COUNTRY‘s origins are principally from our British heritage; however, other European and African influences are present. COUNTRY began in the Deep South with fiddlers, banjoists, string bands, balladeers and
Like BLUES, COUNTRY has been predominantly a working class music reflecting the real jobs of many performe yrs: railroad men, coalminers, textile workers, carpenters, wagoners, cowboys and even country lawy ers, doctors and preachers.
Before WWI, string bands with names like:
The Skillet Lickers
The Fruit Jar Drinkers
East Texas Serenaders
were very popular playing ragtime, hoedown tunes, British dance tunes and even marching band numbers.
By the 1920s, COUNTRY caught the attention of radio and recording executives, booking agents and advertisers at stations like WSB, WSM, WBT and WBAP. Soon stars like:
Uncle Dave Macon
were filling the airways and stages across the country. Charlotte, North Carolina became the home of a RCA studio from 1927-1945 with over 1500 recordings taking place.
During the Depression two stations became the dominant ones for COUNTRY – WLS’s National Barn Dance and WSM’s Grand Ole Opry where COUNTRY legends like:
Dolly Parton, etc. got their big break.
The Southwest had its own form of COUNTRY including the first cowboy to capture the hearts of America Gene Autry,who was a radio hillbilly singer from Texas.

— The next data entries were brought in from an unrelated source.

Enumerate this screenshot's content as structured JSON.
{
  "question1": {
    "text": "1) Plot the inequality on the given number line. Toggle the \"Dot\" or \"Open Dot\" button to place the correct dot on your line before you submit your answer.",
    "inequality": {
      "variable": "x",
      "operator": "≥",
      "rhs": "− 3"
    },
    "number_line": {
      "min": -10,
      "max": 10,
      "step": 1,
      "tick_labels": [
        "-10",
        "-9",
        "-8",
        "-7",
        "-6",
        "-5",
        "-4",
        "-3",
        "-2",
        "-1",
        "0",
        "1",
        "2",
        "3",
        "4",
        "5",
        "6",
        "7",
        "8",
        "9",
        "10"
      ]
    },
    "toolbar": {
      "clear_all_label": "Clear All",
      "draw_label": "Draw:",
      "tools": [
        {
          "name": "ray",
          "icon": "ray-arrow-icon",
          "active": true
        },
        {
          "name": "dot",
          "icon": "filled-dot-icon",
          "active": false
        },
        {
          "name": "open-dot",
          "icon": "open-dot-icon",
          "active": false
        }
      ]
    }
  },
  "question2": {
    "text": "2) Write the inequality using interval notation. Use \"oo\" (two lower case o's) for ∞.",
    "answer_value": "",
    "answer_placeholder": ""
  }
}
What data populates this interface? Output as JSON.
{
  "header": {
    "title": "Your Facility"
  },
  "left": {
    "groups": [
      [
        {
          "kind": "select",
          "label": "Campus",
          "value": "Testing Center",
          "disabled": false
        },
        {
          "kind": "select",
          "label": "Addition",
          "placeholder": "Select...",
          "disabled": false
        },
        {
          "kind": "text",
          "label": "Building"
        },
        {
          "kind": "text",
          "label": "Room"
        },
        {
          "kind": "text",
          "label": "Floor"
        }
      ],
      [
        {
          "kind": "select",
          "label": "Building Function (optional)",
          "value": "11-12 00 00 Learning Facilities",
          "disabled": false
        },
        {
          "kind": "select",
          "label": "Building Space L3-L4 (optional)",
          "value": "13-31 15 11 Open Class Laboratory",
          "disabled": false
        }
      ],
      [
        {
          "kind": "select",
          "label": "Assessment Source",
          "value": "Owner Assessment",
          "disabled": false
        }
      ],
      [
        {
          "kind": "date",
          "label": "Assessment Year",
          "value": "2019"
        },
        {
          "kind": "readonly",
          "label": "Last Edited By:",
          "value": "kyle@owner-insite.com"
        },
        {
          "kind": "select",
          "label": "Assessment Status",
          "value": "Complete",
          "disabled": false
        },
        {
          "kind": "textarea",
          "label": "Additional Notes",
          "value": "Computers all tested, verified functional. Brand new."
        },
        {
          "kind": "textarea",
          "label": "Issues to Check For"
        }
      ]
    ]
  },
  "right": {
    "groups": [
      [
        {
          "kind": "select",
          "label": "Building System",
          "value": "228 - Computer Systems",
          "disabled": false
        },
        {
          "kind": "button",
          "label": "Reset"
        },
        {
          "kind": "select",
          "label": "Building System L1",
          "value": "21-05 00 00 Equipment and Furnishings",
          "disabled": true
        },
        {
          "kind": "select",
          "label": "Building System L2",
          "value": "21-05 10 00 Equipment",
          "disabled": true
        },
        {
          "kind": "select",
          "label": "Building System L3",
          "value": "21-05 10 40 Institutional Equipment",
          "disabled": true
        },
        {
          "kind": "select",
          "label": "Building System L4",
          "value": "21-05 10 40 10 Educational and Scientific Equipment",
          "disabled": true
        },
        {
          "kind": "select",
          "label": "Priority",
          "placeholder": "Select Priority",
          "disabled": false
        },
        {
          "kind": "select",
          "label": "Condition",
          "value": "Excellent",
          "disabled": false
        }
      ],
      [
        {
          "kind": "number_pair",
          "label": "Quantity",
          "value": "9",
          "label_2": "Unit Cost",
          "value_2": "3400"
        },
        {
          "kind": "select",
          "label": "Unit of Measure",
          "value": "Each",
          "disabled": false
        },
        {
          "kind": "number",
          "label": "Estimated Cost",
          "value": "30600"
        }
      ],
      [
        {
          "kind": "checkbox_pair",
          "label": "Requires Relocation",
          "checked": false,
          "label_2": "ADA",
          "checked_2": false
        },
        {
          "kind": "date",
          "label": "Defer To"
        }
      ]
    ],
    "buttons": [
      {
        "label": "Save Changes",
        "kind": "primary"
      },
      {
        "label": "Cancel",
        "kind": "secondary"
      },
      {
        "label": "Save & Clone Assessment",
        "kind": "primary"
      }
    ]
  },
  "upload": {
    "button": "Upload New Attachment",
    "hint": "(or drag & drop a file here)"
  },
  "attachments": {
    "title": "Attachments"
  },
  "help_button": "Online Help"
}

Next came “western swing” performed by:
Milton Brown & His Musical Brownies
The Light Crust Doughboys
Bob Willis & His Texas Playboys.
The 1970s saw a revival in COUNTRY with:
Emmylou Harris, who was discovered by the Father of COUNTRY ROCKGram Parsons
became COUNTRY legends.
The decades of the 80s launched COUNTRY greats like:
The 90s continued the COUNTRY hit parade with:
Brooks & Dunn
Today the COUNTRY tradition of the South continues with:
The Band Perry